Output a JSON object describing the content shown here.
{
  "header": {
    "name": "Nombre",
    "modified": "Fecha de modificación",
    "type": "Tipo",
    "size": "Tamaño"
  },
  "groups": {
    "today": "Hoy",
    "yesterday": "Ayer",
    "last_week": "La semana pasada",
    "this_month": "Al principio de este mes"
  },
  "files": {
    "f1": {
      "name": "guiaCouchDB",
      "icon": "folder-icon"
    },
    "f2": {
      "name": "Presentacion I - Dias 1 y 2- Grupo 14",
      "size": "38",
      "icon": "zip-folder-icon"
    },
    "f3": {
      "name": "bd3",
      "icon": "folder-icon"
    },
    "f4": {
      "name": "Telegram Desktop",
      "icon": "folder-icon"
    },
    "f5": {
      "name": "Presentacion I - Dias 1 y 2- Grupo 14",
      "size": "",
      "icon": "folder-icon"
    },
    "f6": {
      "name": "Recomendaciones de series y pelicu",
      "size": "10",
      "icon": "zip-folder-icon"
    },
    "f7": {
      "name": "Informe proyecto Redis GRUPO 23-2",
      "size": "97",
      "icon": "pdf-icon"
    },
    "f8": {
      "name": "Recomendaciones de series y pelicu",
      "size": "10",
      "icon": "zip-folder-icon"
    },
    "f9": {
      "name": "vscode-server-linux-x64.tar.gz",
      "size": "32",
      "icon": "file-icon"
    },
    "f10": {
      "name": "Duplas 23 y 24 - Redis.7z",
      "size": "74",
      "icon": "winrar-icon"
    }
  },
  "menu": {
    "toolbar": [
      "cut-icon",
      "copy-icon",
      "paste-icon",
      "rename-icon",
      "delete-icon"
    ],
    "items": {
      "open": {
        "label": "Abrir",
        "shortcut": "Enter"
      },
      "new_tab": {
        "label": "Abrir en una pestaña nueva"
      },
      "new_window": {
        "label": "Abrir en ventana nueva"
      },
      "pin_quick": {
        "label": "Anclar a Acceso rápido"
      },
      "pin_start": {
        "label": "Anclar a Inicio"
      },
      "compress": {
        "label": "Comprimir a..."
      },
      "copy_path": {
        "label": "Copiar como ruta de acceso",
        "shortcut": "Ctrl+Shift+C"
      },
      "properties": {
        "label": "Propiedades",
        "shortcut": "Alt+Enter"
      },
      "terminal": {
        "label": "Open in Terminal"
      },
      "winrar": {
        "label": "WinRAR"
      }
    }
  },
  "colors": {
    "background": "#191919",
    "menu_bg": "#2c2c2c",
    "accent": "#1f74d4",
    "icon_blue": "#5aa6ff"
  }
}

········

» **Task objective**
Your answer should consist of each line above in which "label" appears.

» **Result for this exercise**
        "label": "Abrir",
        "label": "Abrir en una pestaña nueva"
        "label": "Abrir en ventana nueva"
        "label": "Anclar a Acceso rápido"
        "label": "Anclar a Inicio"
        "label": "Comprimir a..."
        "label": "Copiar como ruta de acceso",
        "label": "Propiedades",
        "label": "Open in Terminal"
        "label": "WinRAR"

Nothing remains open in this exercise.